A disappointing story from Kress. It’s a YA story with a teenage protagonist, and it fairly breezes through in traditional YA style. Not only is young Zed (incorrectly called Zack in one paragraph!) a teen and therefore in need of having a lot of stuff spelt out to him, but he’s from the backwoods, so is even less aware of what is happening, so the reader of the story can have everything laid out quite simply.
What is happening is potentially interesting, but not ground-breaking. Aliens have invaded Earth and are living in domes (some 40 years since I read John Christopher’s tripods trilogy with this setup!). That invasion was supported by them turning up in orbit and removing all of humanity’s major urban capitals (with an ability to do so at the click of a virtual finger – the YA story enables things like this to happen without any question). And the crux of the story is an ethical dilemma, which is clearly spelt out – the aliens say they did this to save humanity from itself (due to climate change and overpopulation). So what this suffering of a lot of people worth it for the greater good of humanity as a whole.

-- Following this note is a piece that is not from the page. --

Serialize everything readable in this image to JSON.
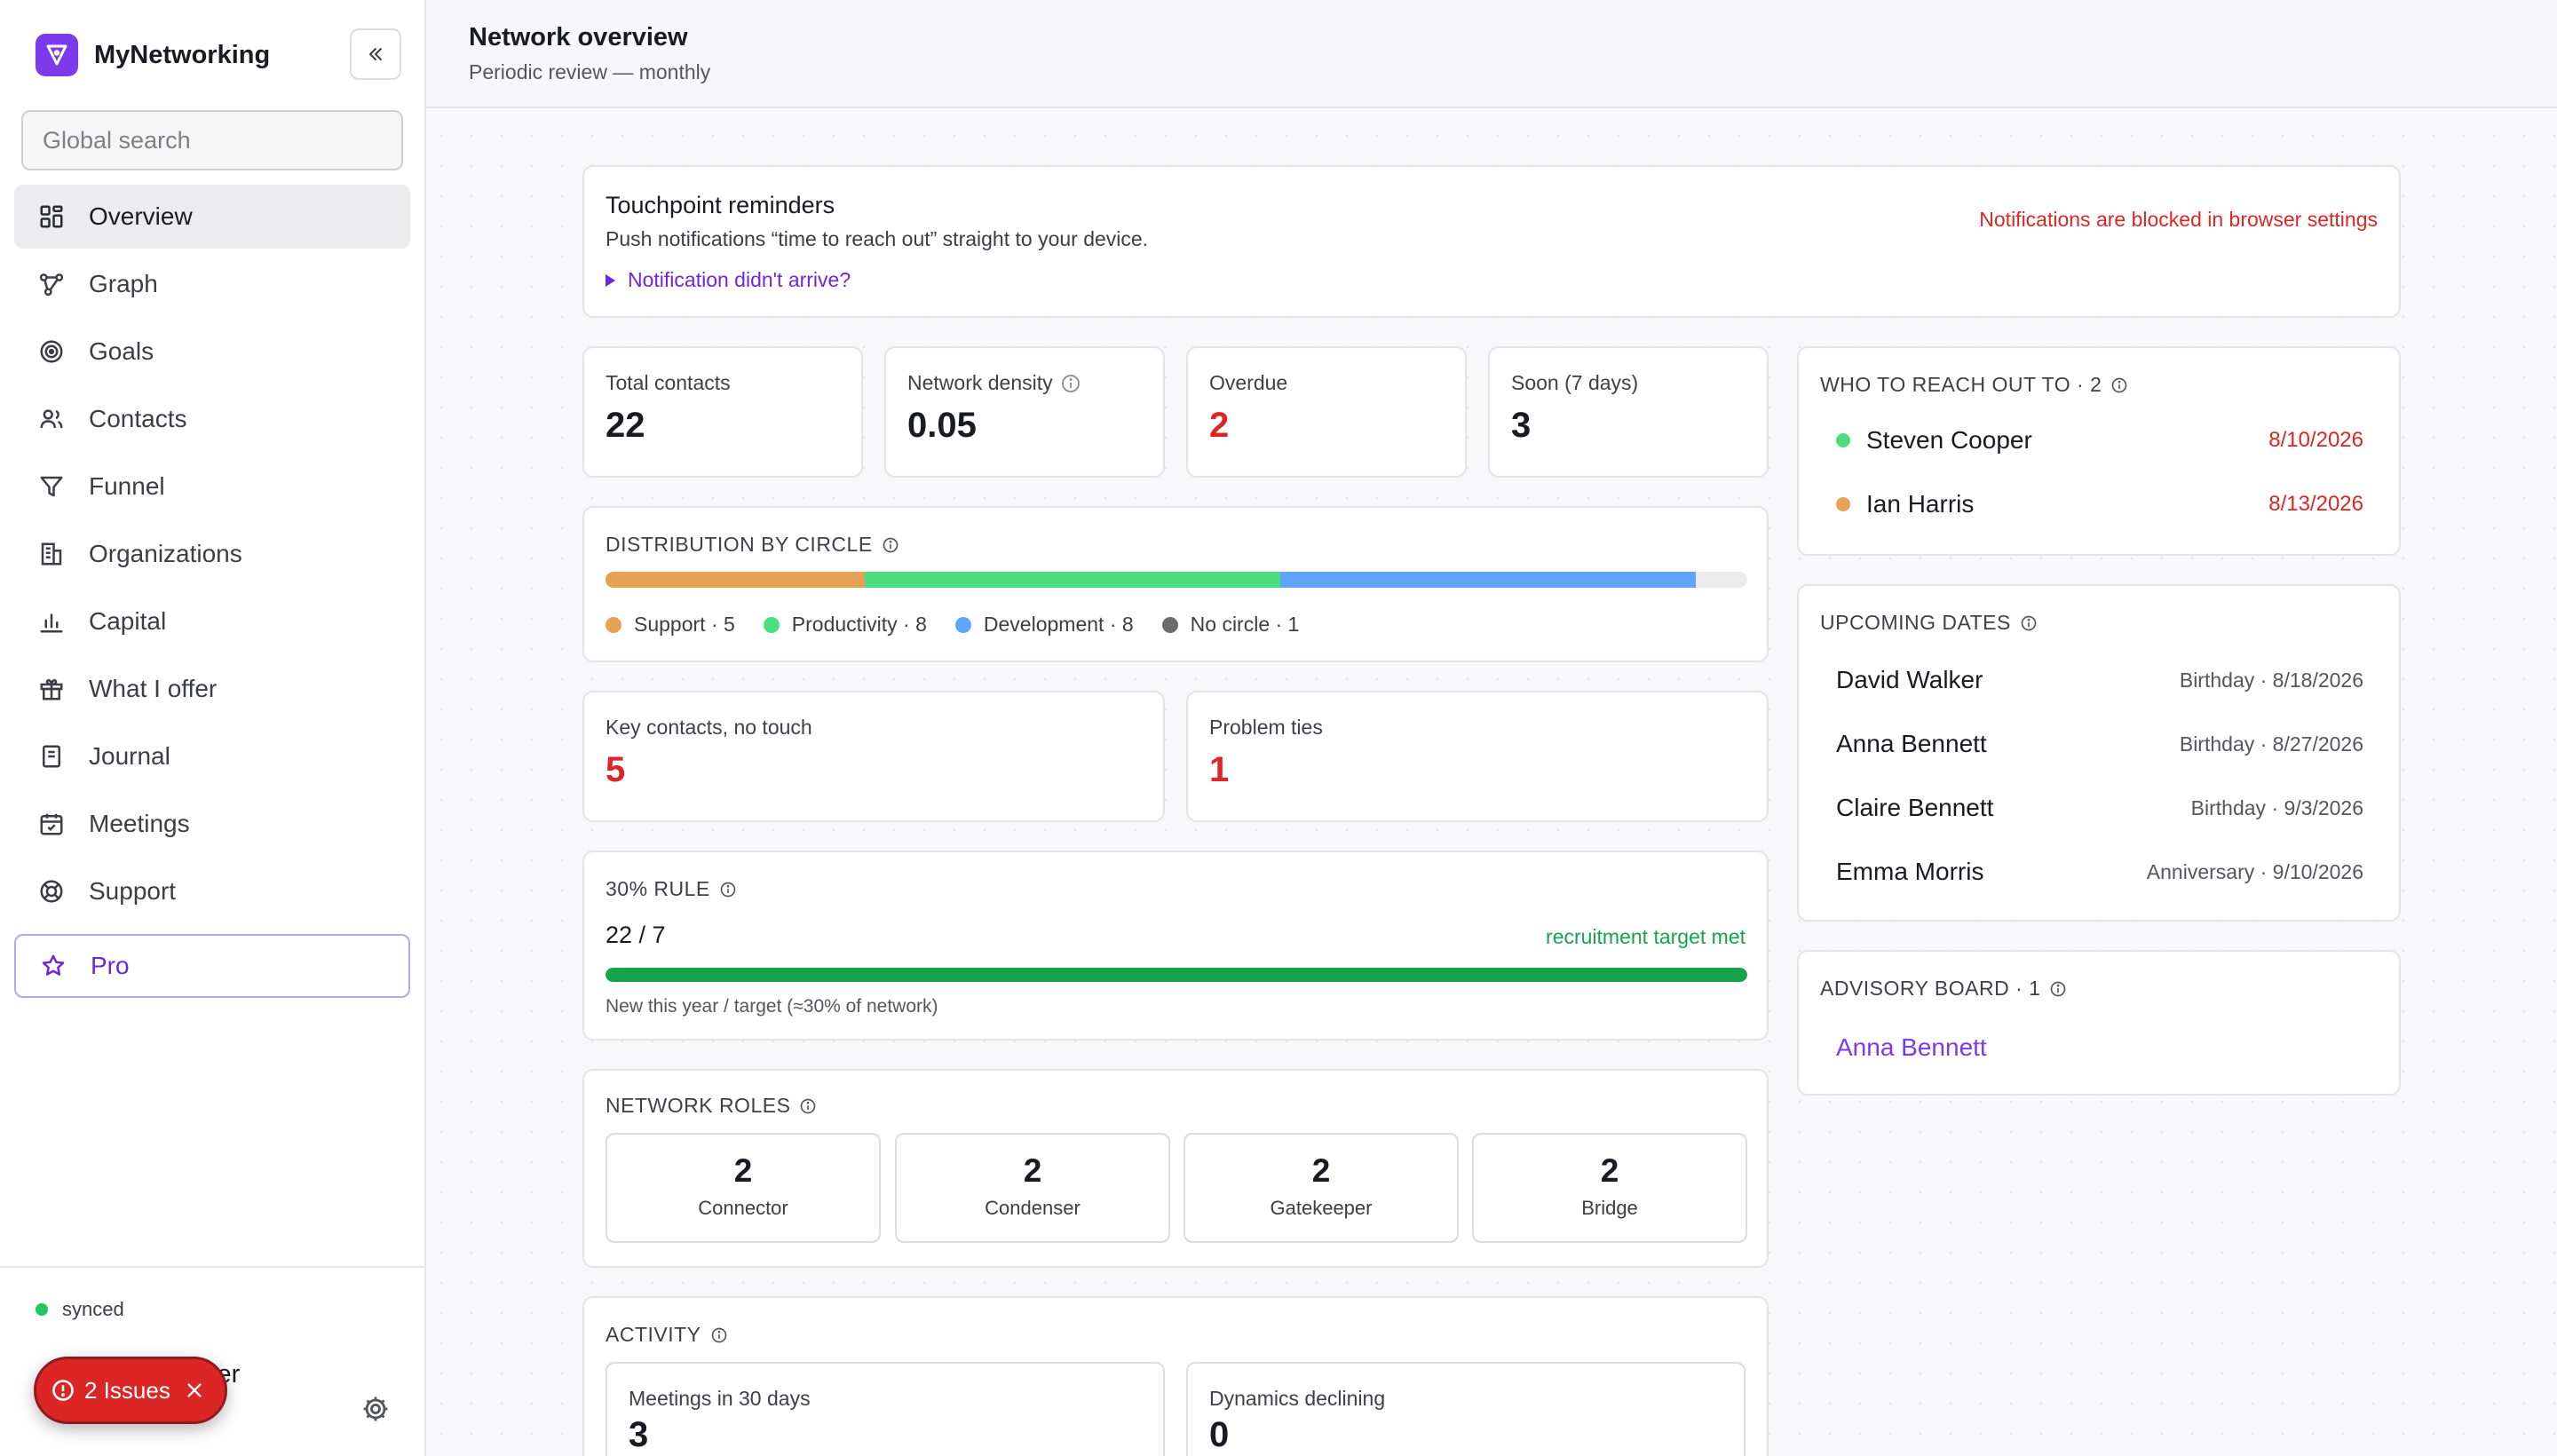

And young Zack, as is oft the case, is a special young man, and is able to ‘far-see’ which enables him to solve some conundrums, and set humanity free from the yoke of its oppressors. For better or worse.
So if you’re a teacher of 12/13 year olds and want a story for them to read to address issues of climate change, then this is the story for you. But I wouldn’t personally see it as a story for Asimovs.
Interestingly this story is by way of a follow-up to ‘A Kindness of Strangers’ in Lou Anderss ‘Fast Forward 2’ from 2008 review here, which I noted was ‘Classic Kress’. Now that story had an adult protagonist, and the quick summary I provided then suggests that story featured adult concerns and actions, rather than teen concerns and actions.